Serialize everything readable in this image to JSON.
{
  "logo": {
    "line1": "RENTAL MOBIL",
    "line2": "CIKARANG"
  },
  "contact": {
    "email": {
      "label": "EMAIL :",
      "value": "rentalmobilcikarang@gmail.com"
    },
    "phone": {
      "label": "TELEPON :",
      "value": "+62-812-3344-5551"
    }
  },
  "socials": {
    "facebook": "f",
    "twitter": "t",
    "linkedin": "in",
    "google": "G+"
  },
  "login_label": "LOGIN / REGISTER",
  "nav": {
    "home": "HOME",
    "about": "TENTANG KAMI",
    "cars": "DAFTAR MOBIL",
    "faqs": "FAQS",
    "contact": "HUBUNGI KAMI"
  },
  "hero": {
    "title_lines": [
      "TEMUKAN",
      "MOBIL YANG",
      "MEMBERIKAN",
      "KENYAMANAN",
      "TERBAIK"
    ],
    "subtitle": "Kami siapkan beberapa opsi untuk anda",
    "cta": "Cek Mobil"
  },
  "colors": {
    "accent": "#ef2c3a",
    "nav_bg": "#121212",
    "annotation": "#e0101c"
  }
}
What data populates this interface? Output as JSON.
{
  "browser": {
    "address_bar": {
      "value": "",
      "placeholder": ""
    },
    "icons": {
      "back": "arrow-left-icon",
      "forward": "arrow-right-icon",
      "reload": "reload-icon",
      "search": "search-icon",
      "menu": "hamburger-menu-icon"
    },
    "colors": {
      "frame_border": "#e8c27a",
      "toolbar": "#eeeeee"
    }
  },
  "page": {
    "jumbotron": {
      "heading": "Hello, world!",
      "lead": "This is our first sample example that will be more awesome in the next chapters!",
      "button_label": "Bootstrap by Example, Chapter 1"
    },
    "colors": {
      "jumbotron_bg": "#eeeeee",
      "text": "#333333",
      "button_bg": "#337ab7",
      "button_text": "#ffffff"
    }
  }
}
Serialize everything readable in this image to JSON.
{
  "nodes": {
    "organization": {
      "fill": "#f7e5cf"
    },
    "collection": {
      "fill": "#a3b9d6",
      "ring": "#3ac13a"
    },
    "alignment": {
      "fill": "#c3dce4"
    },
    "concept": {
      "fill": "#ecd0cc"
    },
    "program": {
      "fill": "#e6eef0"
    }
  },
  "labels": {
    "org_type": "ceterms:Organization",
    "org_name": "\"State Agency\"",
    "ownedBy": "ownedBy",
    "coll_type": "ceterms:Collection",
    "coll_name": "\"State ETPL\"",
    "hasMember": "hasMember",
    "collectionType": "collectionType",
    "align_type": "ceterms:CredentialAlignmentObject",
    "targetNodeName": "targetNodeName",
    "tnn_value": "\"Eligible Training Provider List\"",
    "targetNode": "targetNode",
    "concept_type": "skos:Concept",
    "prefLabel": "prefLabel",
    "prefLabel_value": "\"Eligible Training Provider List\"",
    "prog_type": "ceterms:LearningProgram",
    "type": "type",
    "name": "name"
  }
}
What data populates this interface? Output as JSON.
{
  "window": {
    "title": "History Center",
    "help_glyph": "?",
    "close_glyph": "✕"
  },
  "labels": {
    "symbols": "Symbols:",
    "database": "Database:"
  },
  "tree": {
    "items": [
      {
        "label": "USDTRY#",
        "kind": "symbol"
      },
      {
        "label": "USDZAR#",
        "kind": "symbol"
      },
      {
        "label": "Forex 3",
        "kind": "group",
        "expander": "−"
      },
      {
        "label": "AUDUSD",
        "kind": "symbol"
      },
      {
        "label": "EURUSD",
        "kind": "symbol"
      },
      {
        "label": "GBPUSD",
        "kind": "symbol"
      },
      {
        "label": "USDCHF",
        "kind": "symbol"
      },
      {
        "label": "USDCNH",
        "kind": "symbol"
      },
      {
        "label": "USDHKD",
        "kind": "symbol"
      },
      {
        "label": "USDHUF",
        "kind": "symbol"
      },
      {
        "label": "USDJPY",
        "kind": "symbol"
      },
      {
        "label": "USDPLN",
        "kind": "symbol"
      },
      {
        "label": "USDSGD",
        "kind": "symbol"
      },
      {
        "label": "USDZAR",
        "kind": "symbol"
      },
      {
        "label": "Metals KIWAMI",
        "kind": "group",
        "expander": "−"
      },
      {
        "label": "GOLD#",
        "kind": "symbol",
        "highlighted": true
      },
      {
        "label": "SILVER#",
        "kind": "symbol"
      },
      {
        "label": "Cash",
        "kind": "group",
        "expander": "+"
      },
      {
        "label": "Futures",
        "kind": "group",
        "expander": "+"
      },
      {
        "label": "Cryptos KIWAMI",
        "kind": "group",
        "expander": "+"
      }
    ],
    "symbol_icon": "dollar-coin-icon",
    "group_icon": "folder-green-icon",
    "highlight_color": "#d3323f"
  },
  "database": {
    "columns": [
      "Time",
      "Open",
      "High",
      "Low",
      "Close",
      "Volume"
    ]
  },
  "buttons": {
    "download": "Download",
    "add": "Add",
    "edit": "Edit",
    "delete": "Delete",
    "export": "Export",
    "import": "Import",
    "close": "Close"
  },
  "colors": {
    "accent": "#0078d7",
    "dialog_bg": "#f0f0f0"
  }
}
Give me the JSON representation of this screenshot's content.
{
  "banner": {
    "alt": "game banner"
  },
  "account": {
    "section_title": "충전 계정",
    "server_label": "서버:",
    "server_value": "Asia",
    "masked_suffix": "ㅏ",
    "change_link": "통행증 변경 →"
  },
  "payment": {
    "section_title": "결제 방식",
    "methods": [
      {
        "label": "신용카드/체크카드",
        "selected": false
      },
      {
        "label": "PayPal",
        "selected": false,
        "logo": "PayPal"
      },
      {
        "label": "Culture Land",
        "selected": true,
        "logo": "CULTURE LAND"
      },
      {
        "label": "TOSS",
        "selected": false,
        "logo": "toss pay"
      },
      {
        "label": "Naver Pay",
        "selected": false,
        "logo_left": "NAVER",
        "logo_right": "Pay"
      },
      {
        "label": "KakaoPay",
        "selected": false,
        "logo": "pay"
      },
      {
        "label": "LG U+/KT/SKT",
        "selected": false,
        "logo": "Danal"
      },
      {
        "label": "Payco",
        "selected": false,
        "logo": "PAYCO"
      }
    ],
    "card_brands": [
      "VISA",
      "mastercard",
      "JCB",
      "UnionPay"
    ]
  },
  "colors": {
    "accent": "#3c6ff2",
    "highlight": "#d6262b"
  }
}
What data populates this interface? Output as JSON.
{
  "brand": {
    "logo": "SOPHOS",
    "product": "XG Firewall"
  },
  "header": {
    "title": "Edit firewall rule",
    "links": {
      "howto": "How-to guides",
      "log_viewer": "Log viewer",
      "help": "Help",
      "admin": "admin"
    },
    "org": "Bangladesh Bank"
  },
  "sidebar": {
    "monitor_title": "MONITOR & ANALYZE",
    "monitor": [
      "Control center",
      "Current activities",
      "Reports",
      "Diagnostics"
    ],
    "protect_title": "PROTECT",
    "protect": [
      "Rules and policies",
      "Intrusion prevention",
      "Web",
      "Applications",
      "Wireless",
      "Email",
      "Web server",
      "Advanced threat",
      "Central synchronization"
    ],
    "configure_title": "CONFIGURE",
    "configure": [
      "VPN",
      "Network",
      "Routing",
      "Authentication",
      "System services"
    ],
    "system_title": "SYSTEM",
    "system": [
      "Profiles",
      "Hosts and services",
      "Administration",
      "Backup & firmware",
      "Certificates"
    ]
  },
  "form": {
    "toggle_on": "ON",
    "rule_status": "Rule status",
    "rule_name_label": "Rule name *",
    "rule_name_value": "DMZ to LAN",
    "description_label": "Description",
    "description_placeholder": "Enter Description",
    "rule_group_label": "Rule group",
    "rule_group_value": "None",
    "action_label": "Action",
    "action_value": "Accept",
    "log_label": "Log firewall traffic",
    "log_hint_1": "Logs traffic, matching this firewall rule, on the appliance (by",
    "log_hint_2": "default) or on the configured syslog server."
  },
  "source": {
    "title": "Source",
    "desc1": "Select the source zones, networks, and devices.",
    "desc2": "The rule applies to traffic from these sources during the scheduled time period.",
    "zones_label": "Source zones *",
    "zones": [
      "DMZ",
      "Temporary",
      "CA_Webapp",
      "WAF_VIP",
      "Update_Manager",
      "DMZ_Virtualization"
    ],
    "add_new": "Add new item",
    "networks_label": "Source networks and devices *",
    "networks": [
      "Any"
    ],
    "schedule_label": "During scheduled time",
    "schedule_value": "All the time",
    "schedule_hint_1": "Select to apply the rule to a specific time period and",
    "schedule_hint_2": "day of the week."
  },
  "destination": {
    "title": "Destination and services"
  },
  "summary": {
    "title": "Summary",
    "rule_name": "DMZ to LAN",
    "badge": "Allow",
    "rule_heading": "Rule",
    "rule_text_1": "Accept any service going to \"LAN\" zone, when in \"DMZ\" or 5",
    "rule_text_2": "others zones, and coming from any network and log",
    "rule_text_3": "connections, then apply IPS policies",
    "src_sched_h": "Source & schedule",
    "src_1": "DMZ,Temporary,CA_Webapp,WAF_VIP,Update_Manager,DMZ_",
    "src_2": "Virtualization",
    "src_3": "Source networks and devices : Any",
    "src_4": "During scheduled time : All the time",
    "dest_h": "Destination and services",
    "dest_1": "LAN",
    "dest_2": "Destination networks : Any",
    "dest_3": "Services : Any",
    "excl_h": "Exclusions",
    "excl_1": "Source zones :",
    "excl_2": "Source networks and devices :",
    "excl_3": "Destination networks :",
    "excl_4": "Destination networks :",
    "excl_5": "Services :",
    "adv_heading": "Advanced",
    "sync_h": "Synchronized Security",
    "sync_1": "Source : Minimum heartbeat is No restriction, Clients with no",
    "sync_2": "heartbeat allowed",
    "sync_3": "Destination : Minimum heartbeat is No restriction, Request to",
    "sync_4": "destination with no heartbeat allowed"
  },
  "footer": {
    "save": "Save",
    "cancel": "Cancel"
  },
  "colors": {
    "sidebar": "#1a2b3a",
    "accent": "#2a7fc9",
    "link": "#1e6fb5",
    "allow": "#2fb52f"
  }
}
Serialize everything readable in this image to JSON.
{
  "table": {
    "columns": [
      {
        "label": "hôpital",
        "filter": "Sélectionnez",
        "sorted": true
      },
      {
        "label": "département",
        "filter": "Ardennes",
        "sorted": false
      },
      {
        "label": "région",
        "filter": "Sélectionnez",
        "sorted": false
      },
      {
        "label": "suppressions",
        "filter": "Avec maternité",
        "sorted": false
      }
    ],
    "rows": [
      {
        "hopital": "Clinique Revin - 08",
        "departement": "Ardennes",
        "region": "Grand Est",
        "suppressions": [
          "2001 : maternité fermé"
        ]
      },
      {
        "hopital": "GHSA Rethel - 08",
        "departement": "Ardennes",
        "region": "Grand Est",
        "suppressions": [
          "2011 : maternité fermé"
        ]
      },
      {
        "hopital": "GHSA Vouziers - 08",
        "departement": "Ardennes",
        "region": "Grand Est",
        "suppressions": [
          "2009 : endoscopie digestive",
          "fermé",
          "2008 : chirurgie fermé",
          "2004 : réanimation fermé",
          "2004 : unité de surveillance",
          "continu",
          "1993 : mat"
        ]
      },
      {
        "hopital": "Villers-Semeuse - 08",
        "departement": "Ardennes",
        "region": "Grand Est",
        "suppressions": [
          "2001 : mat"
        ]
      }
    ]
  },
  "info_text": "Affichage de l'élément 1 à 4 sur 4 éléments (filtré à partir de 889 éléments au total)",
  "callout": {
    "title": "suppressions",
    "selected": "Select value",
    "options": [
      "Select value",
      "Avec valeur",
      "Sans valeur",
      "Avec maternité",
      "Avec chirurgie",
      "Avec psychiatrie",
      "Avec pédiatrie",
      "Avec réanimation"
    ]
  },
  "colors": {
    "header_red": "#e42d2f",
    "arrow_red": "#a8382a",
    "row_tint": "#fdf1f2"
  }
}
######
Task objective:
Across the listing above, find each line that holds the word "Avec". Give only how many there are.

Answer for this exercise:
7